Meanwhile, Carolin Chan, VP, strategy and marketing at PRM Marketing Services, an agency that specialises in B2B2C loyalty relationship marketing, told MARKETING-INTERACTIVE that while there was an email communication about the changes, it was however not very clear on the actual or true devaluation from the programme overall earn and redeem perspective. "However, it is an inevitable change as with all loyalty rewards and programmes," Chan said.
Chan added that a follow-up email would have been good with clear indications or simulations for better understanding. That said, she said that an announcement on SIA's website or app is good enough. "This concerns programme participation which would be more of a one-on-one notification and not a mandatory social shout-out," she said, agreeing with Break Out Consulting Asia's Kan.
Similarly, direct mailers are also sent to consumers on a personalised basis to address key terms and conditions changes. Citing UOB as an example, Chan said when the UOB One Account reduced its interest rate, no social media announcement was made as well. There were, however, follow up calls to assist users on other ways to increase the interest rate.
"While change is inevitable, brands can focus on other holistic benefits to bring value to their rewards and programmes," she said. That said, Chan agrees that social shoutouts can help to bring emphasis to the programme which can be a better brand positioning and achieve better reach, adding:
Audiences today are used to having omnichannel messaging so that would be a key reason. However, focused communications should still be one-on-one for a better context of the topic.
Also weighing in on the conversation was Tarun Deo, founder and MD of Progressive Communications, who said that changes made to loyalty programmes by airlines, in general, are unfortunately not a one-off occurrence. Hence, any milestone communication to customers requires three key elements: Context, transparency, and process.
In this instance, SIA should communicate why KrisFlyer is making a recalibration and show an example of how this impacts customers moving forward. Next, the revisions need to be executed well, Deo added. "Sadly, it seems to be a trend that companies take customers for granted and this creates the disappointment, frustration and angst that damages goodwill and reputation," he said.
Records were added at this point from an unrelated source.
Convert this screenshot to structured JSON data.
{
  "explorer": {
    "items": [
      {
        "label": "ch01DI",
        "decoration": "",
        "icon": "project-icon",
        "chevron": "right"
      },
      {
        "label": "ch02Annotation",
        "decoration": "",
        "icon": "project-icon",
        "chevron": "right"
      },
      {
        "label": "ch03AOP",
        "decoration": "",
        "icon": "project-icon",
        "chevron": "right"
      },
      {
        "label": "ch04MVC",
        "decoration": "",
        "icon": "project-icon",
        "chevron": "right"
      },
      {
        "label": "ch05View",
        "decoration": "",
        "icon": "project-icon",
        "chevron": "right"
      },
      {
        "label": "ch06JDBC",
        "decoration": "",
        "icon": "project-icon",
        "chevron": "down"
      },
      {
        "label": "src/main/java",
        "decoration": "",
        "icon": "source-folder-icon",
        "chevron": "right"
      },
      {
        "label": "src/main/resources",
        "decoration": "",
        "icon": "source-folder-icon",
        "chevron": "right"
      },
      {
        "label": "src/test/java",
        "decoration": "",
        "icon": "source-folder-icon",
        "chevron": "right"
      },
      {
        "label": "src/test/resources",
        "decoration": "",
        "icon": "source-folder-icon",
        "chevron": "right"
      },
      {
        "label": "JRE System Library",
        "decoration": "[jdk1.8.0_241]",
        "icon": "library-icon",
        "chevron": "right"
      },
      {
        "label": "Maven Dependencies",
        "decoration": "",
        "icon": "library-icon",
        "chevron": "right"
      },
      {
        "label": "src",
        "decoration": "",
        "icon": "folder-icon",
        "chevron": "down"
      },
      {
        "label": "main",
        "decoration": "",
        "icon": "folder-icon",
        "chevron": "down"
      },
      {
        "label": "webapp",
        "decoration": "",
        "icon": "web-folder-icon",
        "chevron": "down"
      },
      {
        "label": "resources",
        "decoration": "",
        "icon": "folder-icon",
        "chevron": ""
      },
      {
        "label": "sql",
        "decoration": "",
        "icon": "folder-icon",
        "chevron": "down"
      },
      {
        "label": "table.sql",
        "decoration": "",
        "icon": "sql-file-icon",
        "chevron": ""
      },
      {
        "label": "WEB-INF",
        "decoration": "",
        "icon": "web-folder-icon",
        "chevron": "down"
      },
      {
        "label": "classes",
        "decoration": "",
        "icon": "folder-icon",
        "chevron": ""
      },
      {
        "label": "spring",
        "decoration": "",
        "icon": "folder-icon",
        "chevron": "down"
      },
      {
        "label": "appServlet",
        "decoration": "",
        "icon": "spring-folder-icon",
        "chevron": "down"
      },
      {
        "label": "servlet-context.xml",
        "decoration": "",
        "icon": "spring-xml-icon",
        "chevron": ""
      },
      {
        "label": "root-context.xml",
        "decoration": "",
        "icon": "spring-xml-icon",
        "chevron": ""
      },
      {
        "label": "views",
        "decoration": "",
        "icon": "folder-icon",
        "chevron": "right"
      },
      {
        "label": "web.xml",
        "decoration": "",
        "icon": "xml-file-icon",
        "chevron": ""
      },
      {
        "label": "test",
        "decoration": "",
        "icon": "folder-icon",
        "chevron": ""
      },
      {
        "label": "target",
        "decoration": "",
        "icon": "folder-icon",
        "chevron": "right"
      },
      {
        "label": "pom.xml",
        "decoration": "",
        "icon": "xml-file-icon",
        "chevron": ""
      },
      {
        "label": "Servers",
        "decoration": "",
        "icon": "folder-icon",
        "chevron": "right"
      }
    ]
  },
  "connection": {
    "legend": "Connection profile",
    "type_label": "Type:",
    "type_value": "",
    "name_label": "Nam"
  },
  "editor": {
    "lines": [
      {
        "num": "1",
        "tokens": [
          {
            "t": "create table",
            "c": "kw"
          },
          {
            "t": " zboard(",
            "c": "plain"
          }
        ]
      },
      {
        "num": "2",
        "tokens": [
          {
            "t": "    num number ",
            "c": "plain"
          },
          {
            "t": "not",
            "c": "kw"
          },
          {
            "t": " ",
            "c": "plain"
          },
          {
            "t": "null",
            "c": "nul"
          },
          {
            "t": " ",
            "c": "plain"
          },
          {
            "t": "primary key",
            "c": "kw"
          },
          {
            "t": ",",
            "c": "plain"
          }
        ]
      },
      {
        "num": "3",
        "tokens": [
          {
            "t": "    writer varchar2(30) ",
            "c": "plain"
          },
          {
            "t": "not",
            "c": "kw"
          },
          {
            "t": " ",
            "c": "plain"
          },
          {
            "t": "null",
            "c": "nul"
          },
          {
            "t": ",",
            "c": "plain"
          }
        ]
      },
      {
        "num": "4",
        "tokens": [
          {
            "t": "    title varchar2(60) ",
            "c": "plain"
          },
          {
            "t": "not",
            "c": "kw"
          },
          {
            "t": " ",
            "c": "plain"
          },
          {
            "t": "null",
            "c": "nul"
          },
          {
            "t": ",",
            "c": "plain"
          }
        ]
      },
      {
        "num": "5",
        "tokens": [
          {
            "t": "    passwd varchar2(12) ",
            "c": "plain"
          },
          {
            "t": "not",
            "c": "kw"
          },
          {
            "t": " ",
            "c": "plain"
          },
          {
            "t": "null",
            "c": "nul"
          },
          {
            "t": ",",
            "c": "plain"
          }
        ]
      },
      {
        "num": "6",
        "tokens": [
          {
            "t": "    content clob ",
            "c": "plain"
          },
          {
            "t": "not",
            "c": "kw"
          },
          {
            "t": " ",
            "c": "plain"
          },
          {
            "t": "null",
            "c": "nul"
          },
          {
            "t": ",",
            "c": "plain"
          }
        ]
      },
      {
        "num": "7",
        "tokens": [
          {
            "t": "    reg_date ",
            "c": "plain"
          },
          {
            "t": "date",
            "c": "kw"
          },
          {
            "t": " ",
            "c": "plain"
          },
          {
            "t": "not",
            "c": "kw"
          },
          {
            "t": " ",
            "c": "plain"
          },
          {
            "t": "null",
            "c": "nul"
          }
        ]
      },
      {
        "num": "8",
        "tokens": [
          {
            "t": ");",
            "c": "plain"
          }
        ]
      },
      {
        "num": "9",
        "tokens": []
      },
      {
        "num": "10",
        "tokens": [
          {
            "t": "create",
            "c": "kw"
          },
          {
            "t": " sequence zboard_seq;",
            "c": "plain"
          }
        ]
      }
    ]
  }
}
Why this shouldn't come as a surprise
This news might have come as a shock to consumers, especially since the world is opening up and travel is resuming. However, Break Out Consulting Asia's Kan said many airlines worldwide, including SIA, have made adjustments to their loyalty programmes over the years. Hence, this revision should not come as a surprise.
What led to these revisions, Kan said, is likely the opportunity to reduce the miles balance in member accounts. "People have not travelled in over two years and SIA has been very gracious and rolled over miles which would ordinarily have expired during the pandemic. The airline has also maintained status for its top-tier travellers," he explained.
Consumers were also doing plenty of online shopping during the pandemic, racking up credit card points to transfer to their frequent flyer accounts. "This revision is a great opportunity to burn miles and reduce the balances in member accounts," he added.
On average, Kan said the mileage requirement changes are between 10% to 12% so SIA's latest move is not a massive one. "Lock in your flight before the devaluation takes place. It's a great way to plan ahead," he said.
Singapore Airlines extends F1 Singapore GP title sponsorship for 3 more years
Beijing restaurant halts use of SIA's iconic sarong kebaya uniform
Ultraman to take SIA and head to Mandai Wildlife Group soon
Singapore Airlines concocts signature scent inspired by flowers on batik motif
Singapore Airlines unveils Klook-like travel experience platform Pelago
Singapore Airlines unveils new 'batik-inspired' sonic branding